▶ TO DO
Search the records for "name". Report every line where it occurs.

▶ SUPPLIED INFORMATION

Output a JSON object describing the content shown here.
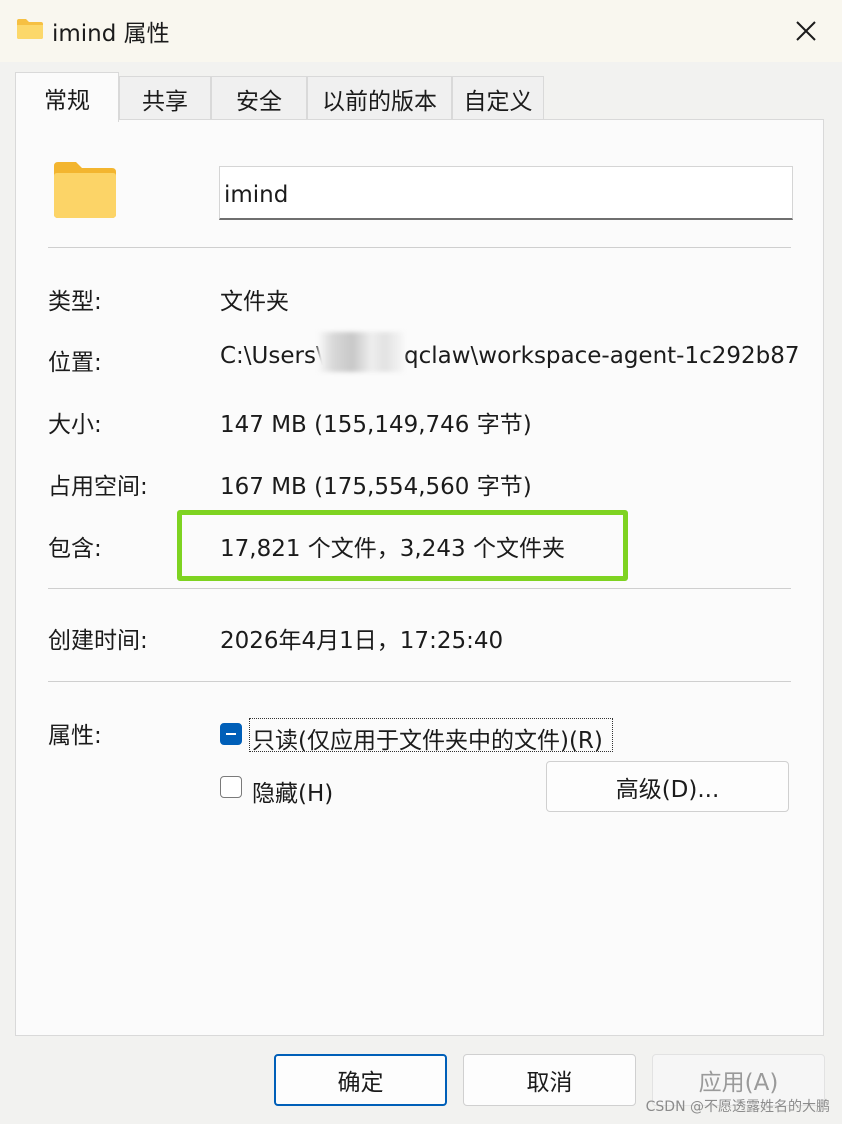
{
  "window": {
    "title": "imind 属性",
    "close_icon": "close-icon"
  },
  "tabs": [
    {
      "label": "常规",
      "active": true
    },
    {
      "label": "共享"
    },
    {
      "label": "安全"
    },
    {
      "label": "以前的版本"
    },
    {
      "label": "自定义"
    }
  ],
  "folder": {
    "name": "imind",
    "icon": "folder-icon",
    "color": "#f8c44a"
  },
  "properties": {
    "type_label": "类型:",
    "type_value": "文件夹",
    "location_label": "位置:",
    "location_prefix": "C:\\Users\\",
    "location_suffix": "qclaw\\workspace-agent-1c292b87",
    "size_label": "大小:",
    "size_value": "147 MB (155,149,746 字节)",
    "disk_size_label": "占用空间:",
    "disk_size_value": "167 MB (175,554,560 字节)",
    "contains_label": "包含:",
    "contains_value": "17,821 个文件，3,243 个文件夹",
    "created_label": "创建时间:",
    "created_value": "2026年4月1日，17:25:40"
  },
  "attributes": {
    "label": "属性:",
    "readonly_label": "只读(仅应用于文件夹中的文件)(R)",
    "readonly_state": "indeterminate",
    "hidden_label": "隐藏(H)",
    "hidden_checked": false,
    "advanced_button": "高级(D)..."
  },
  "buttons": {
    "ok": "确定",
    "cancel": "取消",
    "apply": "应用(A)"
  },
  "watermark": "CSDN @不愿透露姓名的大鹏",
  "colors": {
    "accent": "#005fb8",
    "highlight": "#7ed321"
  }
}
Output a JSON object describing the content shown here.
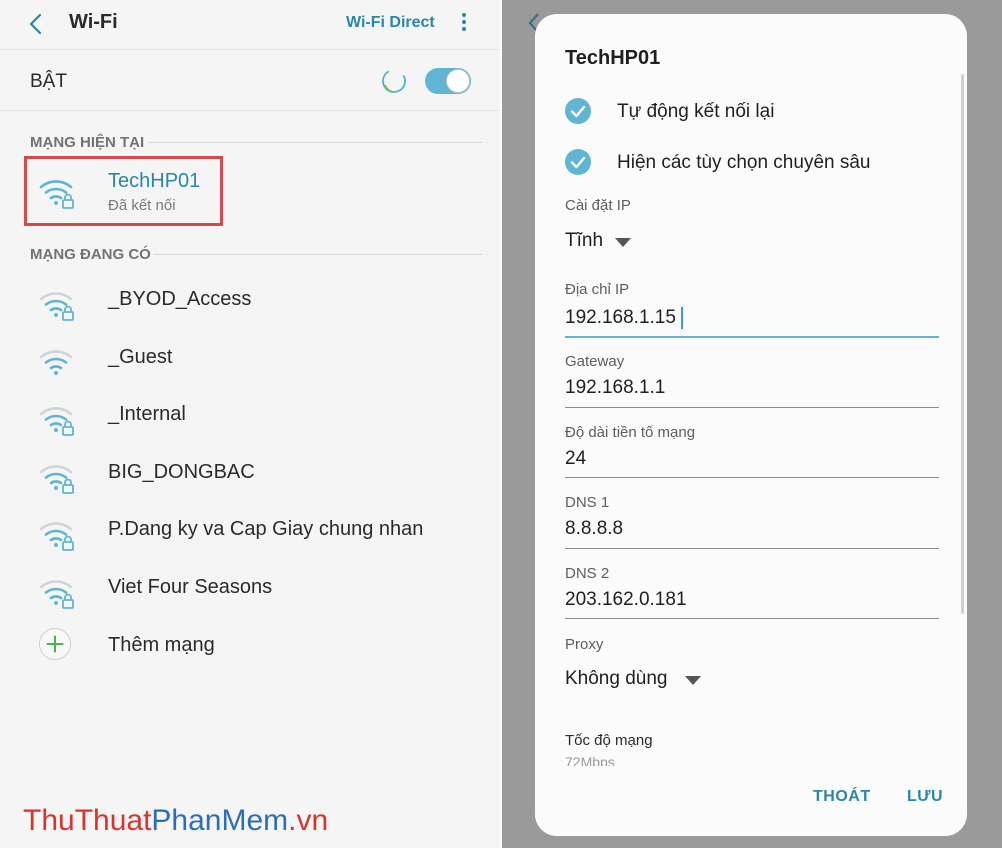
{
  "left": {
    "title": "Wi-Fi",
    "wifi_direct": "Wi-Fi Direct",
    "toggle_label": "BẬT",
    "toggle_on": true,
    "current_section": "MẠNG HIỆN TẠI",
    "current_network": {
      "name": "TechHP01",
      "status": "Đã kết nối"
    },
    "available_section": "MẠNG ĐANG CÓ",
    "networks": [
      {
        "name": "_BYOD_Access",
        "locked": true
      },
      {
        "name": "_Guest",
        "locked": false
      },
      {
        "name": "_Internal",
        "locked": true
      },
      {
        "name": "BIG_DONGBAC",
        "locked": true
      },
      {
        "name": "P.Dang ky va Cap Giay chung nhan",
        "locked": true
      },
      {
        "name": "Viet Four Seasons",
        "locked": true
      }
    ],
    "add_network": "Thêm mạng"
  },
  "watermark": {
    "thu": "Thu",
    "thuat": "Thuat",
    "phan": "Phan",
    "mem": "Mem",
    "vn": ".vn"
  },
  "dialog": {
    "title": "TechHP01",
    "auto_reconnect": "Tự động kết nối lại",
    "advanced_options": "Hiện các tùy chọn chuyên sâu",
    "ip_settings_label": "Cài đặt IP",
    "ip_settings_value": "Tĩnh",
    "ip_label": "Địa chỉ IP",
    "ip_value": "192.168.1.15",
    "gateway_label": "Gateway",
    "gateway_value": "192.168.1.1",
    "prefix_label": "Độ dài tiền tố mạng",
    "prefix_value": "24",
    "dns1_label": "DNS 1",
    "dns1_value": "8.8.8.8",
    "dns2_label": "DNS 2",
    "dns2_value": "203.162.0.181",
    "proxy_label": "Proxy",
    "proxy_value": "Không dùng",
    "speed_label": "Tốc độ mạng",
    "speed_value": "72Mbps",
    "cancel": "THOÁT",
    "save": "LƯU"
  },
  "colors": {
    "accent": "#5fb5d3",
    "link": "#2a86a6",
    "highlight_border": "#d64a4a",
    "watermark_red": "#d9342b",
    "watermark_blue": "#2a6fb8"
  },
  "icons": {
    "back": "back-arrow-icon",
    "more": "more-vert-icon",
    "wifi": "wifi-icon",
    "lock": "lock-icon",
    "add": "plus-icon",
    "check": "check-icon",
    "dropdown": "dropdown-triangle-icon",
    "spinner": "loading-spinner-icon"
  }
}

▶ REPLY
    "name": "imind",
      "name": "TechHP01",
        "name": "_BYOD_Access",
        "name": "_Guest",
        "name": "_Internal",
        "name": "BIG_DONGBAC",
        "name": "P.Dang ky va Cap Giay chung nhan",
        "name": "Viet Four Seasons",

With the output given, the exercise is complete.